-- Opening Marker --

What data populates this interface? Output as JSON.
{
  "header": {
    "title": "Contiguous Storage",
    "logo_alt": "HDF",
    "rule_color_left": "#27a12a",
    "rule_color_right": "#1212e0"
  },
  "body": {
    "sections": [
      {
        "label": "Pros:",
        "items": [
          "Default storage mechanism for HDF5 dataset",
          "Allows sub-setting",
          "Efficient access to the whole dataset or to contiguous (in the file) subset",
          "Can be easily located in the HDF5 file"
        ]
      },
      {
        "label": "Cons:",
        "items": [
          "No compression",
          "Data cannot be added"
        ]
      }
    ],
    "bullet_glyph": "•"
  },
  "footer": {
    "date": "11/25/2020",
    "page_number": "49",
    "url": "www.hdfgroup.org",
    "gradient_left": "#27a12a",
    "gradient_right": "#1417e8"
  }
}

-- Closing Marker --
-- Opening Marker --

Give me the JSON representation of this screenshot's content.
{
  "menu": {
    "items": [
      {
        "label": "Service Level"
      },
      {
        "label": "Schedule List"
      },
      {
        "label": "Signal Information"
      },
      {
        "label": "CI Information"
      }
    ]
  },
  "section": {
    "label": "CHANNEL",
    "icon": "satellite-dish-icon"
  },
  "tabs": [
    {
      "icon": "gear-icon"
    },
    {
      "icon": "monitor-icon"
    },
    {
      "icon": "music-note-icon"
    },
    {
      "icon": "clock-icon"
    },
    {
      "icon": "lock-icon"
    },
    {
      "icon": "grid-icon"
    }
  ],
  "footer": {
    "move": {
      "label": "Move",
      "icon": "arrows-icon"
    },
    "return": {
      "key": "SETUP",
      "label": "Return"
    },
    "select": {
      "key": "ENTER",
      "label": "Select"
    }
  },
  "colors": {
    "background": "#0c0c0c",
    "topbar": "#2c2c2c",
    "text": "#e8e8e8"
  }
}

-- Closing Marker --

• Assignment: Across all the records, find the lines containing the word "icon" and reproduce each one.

• Exercise output:
    "icon": "satellite-dish-icon"
      "icon": "gear-icon"
      "icon": "monitor-icon"
      "icon": "music-note-icon"
      "icon": "clock-icon"
      "icon": "lock-icon"
      "icon": "grid-icon"
      "icon": "arrows-icon"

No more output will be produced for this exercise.